- [About this task]: Could you filter the records below down to the lines that include the word "selected"?

- [Items from an interface collection]:
--*--

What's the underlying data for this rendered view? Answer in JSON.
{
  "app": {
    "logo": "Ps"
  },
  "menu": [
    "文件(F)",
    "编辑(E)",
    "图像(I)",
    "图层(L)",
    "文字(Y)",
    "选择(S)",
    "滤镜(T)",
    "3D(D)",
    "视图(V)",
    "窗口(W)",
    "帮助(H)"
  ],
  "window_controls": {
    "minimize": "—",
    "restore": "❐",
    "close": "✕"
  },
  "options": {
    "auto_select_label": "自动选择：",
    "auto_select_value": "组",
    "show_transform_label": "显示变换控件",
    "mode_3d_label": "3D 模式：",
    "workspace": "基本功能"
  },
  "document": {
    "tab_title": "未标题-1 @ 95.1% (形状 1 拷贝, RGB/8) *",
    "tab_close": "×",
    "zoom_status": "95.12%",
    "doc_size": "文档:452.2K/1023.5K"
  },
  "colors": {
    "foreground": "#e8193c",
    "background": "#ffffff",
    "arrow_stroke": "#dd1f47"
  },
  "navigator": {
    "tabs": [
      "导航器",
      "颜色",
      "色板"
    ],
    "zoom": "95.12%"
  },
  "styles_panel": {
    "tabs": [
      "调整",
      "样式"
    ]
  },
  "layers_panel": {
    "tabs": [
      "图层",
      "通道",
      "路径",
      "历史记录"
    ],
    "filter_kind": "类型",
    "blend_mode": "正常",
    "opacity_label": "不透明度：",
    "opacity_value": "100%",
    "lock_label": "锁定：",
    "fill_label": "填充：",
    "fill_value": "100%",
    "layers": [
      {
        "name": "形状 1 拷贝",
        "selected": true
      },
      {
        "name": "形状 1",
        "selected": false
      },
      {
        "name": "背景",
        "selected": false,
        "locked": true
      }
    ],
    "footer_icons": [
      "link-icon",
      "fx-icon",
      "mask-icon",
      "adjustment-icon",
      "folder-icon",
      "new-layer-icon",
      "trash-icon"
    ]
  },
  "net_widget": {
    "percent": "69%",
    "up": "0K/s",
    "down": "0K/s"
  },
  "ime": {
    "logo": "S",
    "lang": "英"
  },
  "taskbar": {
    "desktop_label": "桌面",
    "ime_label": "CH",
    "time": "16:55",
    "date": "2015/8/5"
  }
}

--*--

- [Completed task]:
        "selected": true
        "selected": false
        "selected": false,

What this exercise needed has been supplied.